Find the string "Cola" in the records. Copy each line that has it.

============

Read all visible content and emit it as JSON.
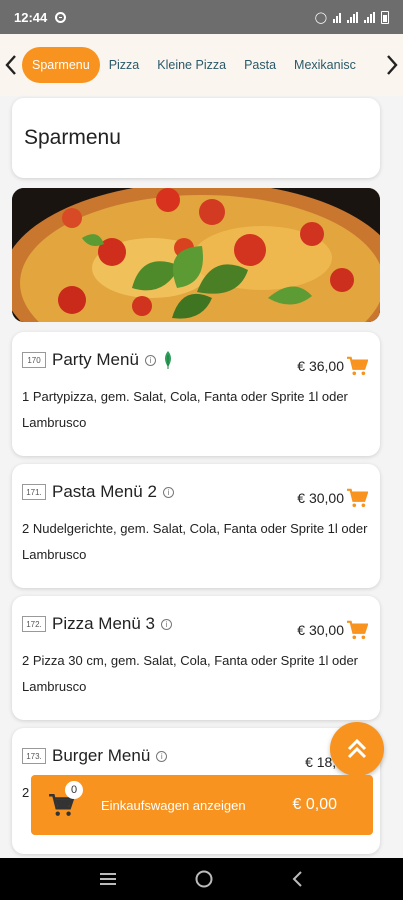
{
  "status_bar": {
    "time": "12:44"
  },
  "categories": {
    "tabs": [
      {
        "label": "Sparmenu",
        "active": true
      },
      {
        "label": "Pizza",
        "active": false
      },
      {
        "label": "Kleine Pizza",
        "active": false
      },
      {
        "label": "Pasta",
        "active": false
      },
      {
        "label": "Mexikanisc",
        "active": false
      }
    ]
  },
  "section": {
    "title": "Sparmenu"
  },
  "menu_items": [
    {
      "number": "170",
      "name": "Party Menü",
      "price": "€ 36,00",
      "description": "1 Partypizza, gem. Salat, Cola, Fanta oder Sprite 1l oder Lambrusco",
      "vegetarian_icon": "leaf-icon"
    },
    {
      "number": "171.",
      "name": "Pasta Menü 2",
      "price": "€ 30,00",
      "description": "2 Nudelgerichte, gem. Salat, Cola, Fanta oder Sprite 1l oder Lambrusco"
    },
    {
      "number": "172.",
      "name": "Pizza Menü 3",
      "price": "€ 30,00",
      "description": "2 Pizza 30 cm, gem. Salat, Cola, Fanta oder Sprite 1l oder Lambrusco"
    },
    {
      "number": "173.",
      "name": "Burger Menü",
      "price": "€ 18,0",
      "description": "2"
    }
  ],
  "cart": {
    "count": "0",
    "label": "Einkaufswagen anzeigen",
    "total": "€ 0,00"
  },
  "colors": {
    "accent": "#f7931e",
    "tab_text": "#2a5a6a"
  }
}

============

_ANSWER TO THE PROBLEM_
      "description": "1 Partypizza, gem. Salat, Cola, Fanta oder Sprite 1l oder Lambrusco",
      "description": "2 Nudelgerichte, gem. Salat, Cola, Fanta oder Sprite 1l oder Lambrusco"
      "description": "2 Pizza 30 cm, gem. Salat, Cola, Fanta oder Sprite 1l oder Lambrusco"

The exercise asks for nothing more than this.